• _MATERIAL FOR THIS TASK_:
== Segment start ==

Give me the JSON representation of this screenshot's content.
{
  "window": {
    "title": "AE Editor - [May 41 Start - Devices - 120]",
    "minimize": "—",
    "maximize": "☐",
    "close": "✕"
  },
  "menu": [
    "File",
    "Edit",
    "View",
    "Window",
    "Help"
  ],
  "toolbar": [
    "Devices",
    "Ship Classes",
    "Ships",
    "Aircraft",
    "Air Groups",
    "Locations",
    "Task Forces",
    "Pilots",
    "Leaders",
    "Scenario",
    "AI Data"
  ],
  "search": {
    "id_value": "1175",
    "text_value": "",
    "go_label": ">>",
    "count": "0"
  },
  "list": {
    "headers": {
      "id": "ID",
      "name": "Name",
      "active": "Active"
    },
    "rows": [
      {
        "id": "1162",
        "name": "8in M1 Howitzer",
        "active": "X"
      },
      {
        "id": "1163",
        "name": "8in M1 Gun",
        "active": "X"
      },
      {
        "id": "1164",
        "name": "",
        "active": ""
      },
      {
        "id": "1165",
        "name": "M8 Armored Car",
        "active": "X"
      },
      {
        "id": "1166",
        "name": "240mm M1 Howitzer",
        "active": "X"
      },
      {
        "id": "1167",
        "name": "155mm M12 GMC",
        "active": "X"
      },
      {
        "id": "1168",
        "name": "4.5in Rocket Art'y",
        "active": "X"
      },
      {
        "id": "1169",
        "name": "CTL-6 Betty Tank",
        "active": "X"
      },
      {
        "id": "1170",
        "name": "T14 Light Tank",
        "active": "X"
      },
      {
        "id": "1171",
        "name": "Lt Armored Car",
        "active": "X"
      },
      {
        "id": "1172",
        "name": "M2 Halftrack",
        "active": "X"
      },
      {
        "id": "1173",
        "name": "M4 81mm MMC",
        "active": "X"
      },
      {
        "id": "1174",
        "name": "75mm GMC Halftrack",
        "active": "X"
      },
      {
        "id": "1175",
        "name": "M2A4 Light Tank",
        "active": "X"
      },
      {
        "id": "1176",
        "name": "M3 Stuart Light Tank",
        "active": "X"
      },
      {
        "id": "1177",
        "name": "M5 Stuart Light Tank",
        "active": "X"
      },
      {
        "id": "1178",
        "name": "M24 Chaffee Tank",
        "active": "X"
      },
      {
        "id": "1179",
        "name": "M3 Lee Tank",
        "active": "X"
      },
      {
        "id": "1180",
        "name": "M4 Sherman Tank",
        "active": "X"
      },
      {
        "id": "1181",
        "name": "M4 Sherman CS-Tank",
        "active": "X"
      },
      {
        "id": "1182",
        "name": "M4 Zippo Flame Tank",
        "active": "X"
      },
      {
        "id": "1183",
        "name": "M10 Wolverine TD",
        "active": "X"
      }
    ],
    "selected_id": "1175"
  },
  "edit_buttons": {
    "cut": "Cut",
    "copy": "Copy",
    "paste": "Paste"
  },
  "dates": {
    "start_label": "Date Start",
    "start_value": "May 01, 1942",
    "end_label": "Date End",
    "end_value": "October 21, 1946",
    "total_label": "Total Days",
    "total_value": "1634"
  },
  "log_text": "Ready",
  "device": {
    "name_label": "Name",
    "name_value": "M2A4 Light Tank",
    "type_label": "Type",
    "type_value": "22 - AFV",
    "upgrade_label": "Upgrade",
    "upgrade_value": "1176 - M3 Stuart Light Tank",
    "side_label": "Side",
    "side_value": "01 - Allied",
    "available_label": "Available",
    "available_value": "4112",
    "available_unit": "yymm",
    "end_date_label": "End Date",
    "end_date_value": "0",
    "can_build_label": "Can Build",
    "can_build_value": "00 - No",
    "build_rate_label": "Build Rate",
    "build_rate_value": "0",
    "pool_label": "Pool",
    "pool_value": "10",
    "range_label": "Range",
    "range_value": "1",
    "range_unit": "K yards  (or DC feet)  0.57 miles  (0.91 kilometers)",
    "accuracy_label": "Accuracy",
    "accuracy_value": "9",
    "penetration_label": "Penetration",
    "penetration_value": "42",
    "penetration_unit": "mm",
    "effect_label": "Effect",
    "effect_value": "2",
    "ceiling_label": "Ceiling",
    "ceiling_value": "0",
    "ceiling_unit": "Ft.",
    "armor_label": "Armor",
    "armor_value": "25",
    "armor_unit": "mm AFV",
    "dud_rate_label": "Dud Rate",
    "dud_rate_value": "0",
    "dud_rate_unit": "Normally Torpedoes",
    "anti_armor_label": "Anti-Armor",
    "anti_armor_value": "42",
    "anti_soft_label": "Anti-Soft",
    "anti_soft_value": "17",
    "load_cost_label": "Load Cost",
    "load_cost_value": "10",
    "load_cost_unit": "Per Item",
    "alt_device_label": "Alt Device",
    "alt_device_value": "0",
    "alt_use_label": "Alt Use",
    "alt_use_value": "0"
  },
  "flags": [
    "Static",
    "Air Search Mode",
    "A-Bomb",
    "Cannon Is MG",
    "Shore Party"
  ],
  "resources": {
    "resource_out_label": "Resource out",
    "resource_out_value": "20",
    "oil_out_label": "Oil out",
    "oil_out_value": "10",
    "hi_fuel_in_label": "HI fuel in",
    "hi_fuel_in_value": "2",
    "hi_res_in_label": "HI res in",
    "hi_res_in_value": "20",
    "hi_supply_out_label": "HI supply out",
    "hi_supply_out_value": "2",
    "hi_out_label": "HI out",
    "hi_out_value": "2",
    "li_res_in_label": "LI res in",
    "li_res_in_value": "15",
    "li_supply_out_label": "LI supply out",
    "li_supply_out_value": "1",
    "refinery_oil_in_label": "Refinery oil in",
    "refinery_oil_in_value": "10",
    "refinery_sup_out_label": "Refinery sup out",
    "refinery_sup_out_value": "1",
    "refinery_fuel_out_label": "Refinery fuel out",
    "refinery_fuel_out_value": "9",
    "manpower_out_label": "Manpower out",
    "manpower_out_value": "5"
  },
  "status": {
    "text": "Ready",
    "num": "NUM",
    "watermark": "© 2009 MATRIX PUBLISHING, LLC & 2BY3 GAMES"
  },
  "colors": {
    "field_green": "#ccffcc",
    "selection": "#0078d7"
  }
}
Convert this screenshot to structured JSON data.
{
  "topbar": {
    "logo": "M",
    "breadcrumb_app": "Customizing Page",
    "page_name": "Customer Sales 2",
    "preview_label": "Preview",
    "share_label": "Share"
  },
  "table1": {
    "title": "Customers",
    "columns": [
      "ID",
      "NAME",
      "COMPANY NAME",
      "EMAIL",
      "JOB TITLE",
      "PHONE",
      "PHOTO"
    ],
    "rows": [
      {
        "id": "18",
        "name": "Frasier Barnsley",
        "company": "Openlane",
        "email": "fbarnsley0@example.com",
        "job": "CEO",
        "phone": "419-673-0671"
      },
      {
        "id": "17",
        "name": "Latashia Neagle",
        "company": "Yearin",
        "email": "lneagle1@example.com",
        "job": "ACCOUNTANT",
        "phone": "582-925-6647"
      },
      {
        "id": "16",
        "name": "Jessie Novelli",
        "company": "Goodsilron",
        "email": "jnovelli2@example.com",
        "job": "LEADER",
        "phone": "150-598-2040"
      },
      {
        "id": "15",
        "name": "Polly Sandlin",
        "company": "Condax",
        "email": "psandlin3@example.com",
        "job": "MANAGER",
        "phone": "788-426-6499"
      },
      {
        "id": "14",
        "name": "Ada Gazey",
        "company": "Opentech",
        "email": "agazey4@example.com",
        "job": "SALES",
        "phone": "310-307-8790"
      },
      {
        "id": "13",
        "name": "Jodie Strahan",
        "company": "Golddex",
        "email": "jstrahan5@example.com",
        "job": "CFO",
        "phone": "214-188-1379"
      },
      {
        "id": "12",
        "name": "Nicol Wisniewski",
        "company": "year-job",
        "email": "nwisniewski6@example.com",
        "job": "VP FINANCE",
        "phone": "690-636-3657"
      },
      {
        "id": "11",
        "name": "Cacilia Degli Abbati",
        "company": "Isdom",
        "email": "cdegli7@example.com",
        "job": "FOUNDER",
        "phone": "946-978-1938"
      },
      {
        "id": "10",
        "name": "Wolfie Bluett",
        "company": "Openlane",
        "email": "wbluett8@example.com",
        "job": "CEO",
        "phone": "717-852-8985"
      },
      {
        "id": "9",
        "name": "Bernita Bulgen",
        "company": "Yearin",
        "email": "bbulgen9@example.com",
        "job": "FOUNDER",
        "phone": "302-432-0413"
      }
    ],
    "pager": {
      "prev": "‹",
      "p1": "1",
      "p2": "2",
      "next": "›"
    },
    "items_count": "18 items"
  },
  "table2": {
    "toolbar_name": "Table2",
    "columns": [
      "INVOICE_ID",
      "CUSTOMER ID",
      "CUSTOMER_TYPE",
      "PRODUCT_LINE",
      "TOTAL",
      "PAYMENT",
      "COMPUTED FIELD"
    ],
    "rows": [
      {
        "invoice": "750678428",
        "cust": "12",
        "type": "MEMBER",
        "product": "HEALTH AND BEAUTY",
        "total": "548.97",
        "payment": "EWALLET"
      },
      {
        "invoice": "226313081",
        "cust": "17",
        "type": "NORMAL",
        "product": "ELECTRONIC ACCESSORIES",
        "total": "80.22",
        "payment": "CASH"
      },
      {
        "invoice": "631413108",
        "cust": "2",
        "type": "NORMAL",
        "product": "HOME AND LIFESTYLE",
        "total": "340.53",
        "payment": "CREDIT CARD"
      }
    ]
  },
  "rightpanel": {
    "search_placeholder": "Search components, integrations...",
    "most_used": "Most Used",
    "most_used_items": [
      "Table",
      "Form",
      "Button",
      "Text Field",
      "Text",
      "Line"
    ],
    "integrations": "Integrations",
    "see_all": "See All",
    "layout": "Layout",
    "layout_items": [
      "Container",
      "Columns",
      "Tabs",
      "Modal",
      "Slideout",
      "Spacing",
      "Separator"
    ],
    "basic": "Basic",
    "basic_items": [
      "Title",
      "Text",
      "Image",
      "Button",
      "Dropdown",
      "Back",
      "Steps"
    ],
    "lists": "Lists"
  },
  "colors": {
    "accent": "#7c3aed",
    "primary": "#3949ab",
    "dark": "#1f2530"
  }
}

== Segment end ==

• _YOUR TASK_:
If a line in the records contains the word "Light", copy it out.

• _EXERCISE SOLUTION_:
        "name": "T14 Light Tank",
        "name": "M2A4 Light Tank",
        "name": "M3 Stuart Light Tank",
        "name": "M5 Stuart Light Tank",
    "name_value": "M2A4 Light Tank",
    "upgrade_value": "1176 - M3 Stuart Light Tank",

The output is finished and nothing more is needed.